> MATERIAL SUPPLIED
========================

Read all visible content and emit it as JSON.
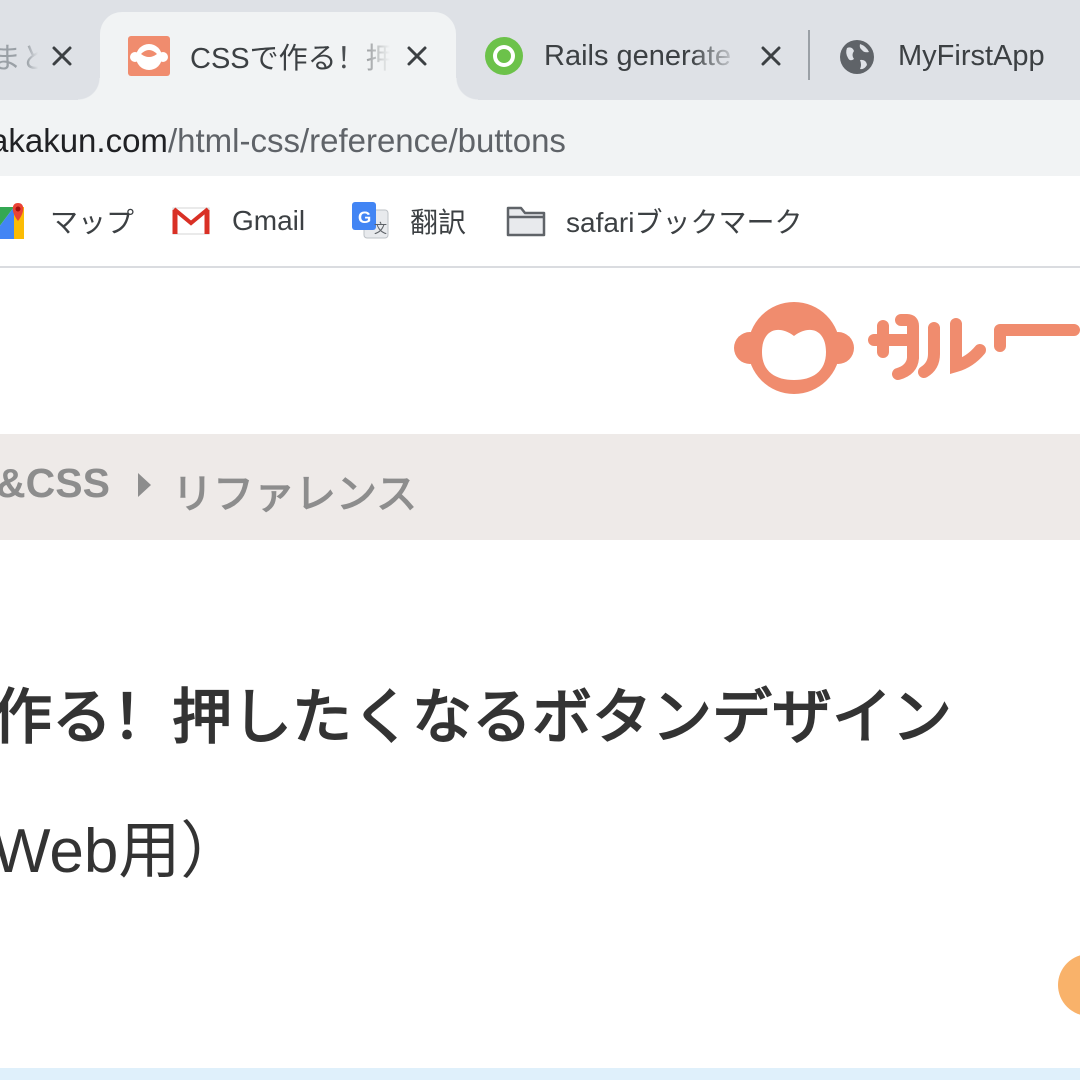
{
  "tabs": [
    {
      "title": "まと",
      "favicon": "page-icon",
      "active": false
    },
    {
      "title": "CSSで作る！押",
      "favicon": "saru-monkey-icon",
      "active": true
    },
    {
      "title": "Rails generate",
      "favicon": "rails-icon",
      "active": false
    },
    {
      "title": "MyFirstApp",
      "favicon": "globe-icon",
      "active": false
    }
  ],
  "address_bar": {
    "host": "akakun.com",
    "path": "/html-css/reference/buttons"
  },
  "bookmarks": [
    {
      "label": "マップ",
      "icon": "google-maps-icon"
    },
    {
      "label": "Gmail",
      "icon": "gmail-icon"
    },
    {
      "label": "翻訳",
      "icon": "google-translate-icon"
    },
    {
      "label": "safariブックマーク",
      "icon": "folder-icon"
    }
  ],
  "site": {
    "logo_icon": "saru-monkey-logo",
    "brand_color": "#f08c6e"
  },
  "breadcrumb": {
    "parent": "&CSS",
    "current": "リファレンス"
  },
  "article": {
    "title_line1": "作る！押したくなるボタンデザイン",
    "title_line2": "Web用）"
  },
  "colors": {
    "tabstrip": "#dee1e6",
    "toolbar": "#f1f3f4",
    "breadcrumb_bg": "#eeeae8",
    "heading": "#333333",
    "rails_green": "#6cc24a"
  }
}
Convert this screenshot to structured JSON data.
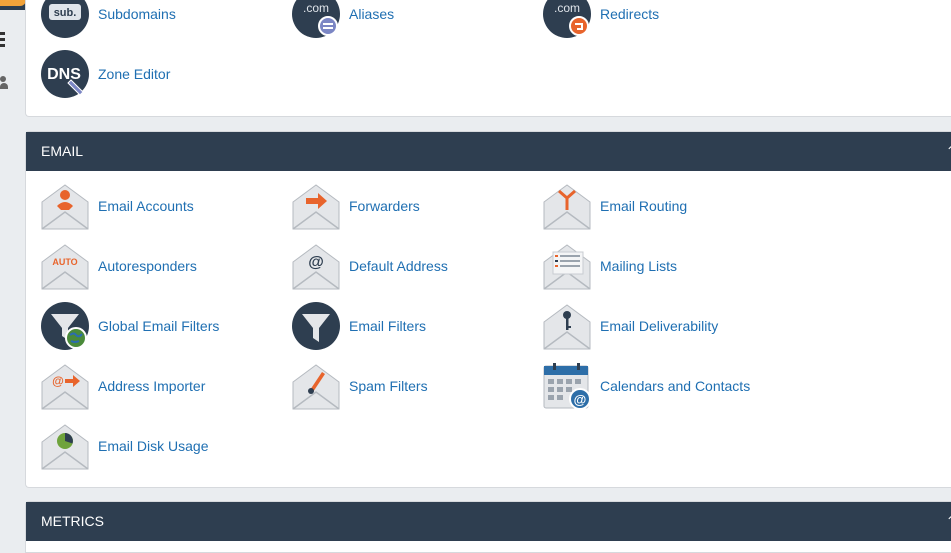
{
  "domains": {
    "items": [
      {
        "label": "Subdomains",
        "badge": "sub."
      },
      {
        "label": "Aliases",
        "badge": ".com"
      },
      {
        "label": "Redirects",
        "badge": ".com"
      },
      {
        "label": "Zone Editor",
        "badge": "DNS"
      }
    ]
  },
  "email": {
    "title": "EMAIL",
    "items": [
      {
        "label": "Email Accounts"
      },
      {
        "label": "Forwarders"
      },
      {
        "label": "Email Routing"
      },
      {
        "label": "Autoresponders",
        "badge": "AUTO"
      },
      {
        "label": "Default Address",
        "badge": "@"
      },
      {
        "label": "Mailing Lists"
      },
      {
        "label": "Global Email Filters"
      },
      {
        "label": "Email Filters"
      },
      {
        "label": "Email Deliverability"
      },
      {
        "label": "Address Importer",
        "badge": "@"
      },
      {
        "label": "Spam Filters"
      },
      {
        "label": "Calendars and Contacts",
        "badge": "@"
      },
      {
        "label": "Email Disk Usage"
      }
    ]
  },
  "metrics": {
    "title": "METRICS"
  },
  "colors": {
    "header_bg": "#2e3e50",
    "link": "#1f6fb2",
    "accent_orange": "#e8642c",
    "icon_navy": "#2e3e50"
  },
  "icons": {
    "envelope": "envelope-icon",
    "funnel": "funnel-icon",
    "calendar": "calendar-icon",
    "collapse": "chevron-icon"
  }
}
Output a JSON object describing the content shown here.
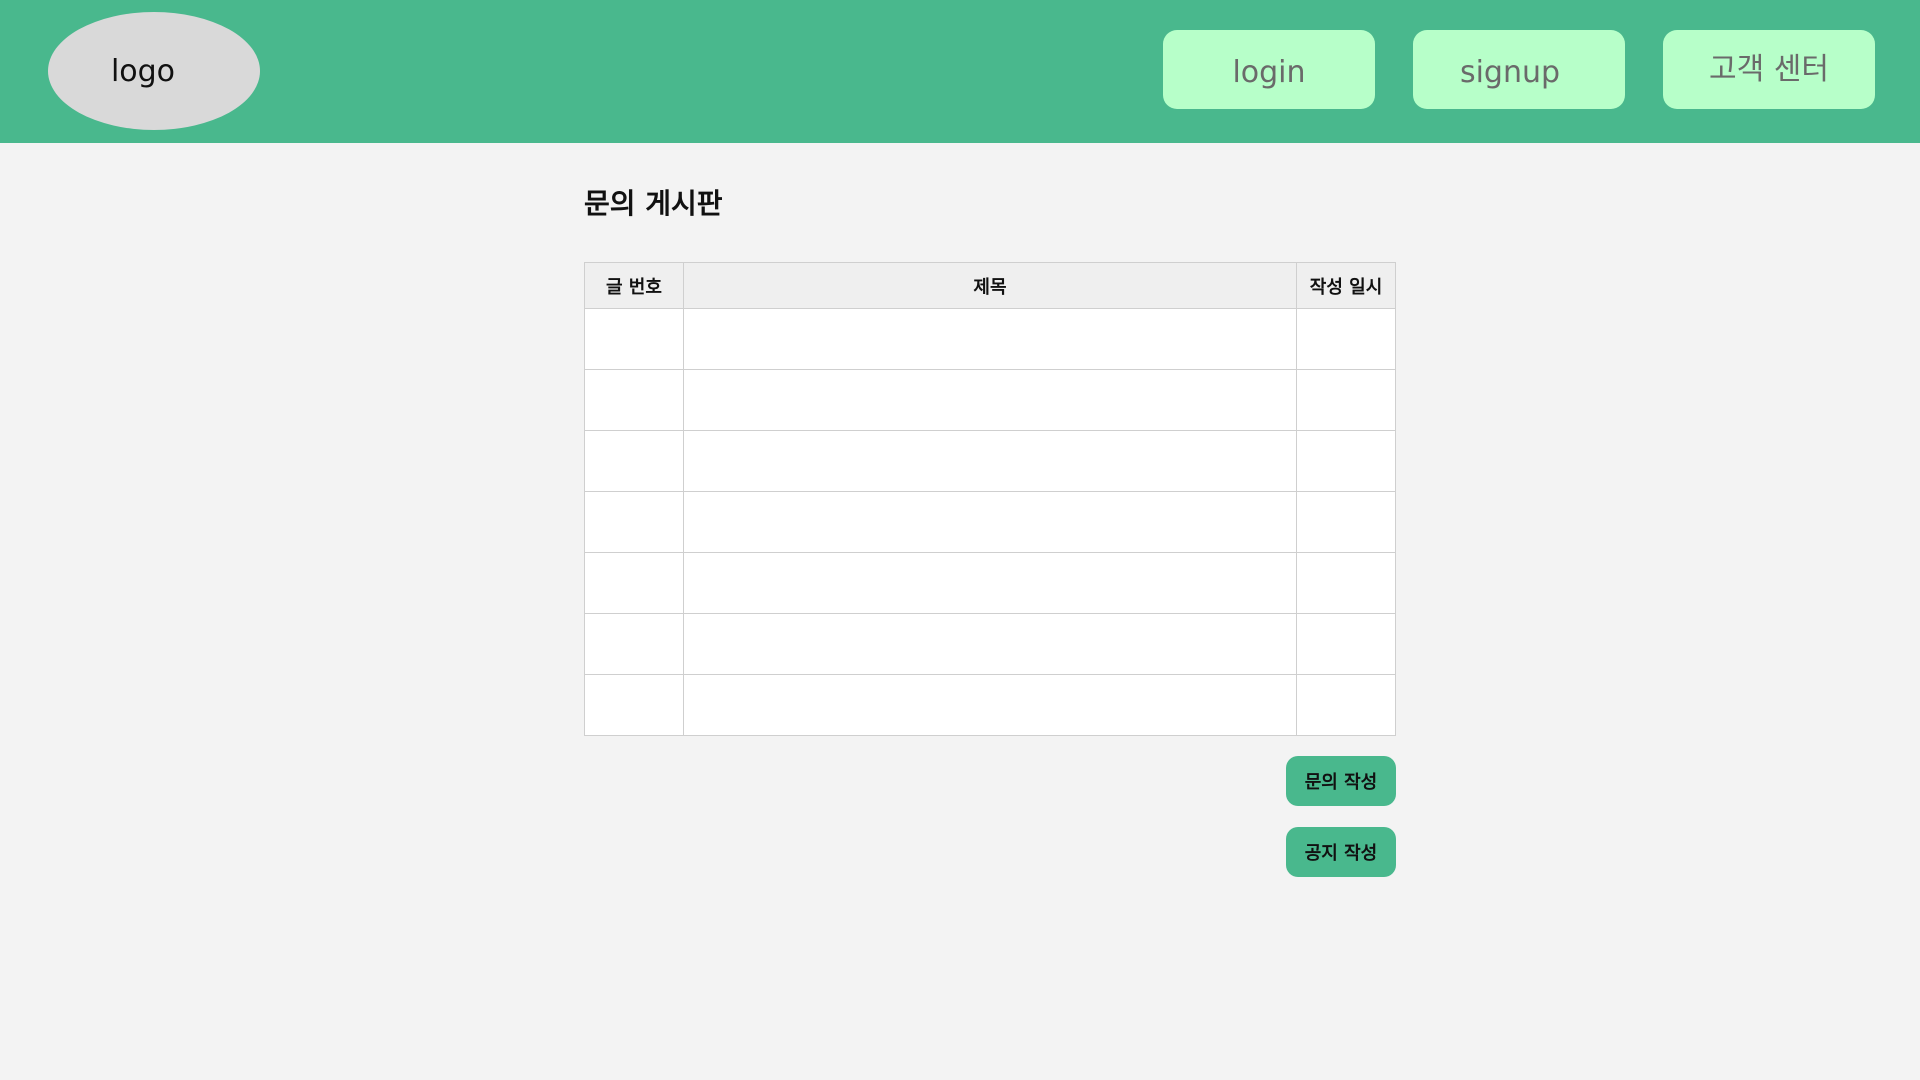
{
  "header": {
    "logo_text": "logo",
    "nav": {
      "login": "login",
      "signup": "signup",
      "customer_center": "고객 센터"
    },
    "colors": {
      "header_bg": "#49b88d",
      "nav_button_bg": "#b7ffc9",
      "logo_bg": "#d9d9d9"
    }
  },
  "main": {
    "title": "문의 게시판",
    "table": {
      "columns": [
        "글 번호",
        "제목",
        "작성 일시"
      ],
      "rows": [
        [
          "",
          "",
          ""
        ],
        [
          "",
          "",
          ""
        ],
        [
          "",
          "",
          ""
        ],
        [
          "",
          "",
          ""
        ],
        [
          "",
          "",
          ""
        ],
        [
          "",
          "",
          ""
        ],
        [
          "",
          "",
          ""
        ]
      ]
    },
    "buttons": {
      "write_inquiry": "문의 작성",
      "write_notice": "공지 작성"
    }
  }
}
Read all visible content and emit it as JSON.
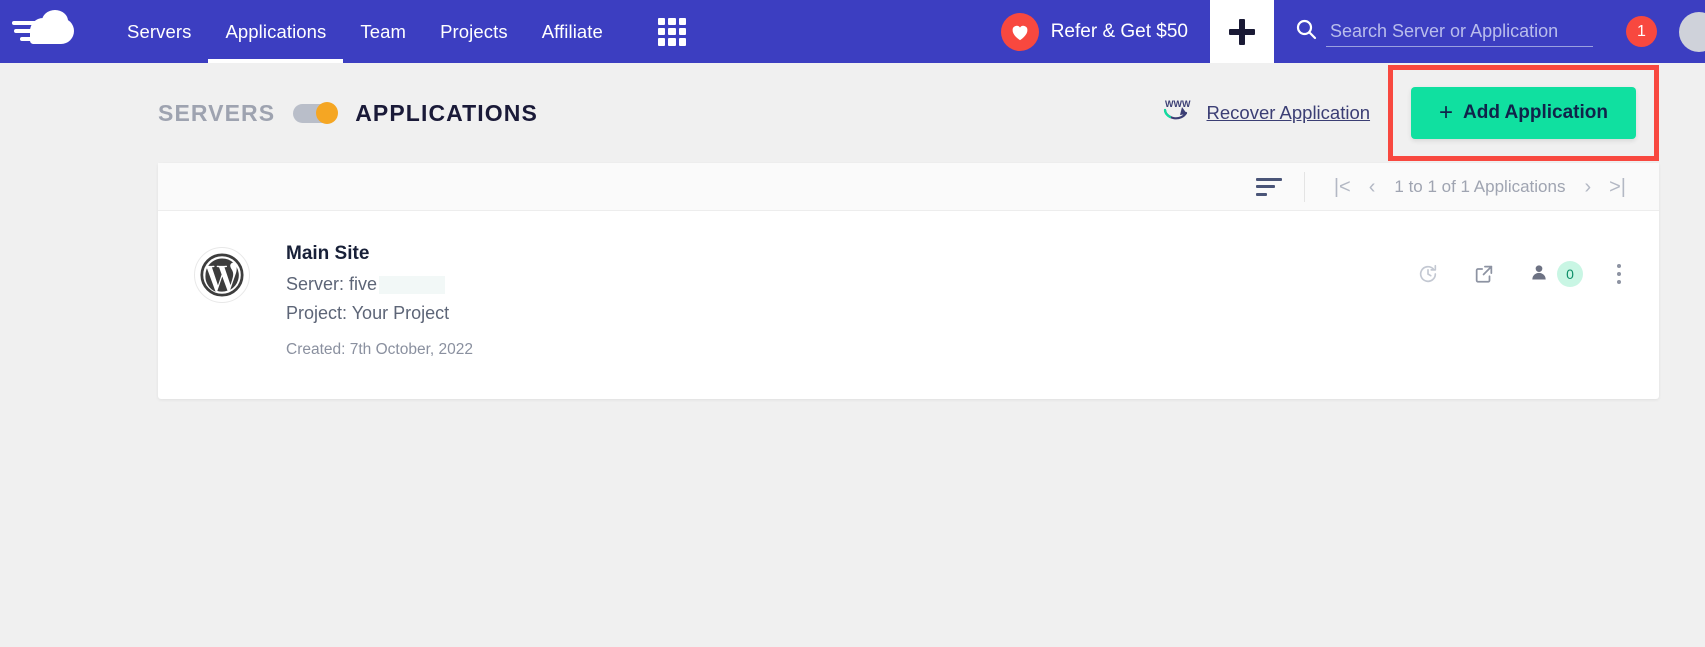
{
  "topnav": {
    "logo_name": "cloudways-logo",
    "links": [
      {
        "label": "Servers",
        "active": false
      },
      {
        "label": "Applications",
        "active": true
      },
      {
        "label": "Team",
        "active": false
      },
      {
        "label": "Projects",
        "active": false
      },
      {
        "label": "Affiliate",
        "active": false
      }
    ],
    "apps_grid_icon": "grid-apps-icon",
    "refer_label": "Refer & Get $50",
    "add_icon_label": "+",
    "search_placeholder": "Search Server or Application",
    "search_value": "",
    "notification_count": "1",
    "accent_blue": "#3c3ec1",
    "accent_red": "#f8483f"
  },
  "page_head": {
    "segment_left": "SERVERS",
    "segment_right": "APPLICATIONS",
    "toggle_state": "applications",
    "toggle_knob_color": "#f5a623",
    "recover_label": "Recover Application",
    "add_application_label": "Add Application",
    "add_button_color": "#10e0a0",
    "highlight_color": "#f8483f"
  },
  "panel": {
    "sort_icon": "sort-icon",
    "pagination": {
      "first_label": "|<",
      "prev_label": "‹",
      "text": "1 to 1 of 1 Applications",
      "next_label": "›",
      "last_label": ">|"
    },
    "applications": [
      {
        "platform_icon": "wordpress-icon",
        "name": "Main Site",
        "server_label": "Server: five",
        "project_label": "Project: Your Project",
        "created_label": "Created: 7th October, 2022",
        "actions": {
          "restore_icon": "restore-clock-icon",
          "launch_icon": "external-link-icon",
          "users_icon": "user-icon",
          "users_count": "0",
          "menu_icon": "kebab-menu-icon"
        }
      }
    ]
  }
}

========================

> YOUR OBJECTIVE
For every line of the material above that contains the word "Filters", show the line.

> WORKED SOLUTION
        "label": "Global Email Filters"
        "label": "Email Filters"
        "label": "Spam Filters"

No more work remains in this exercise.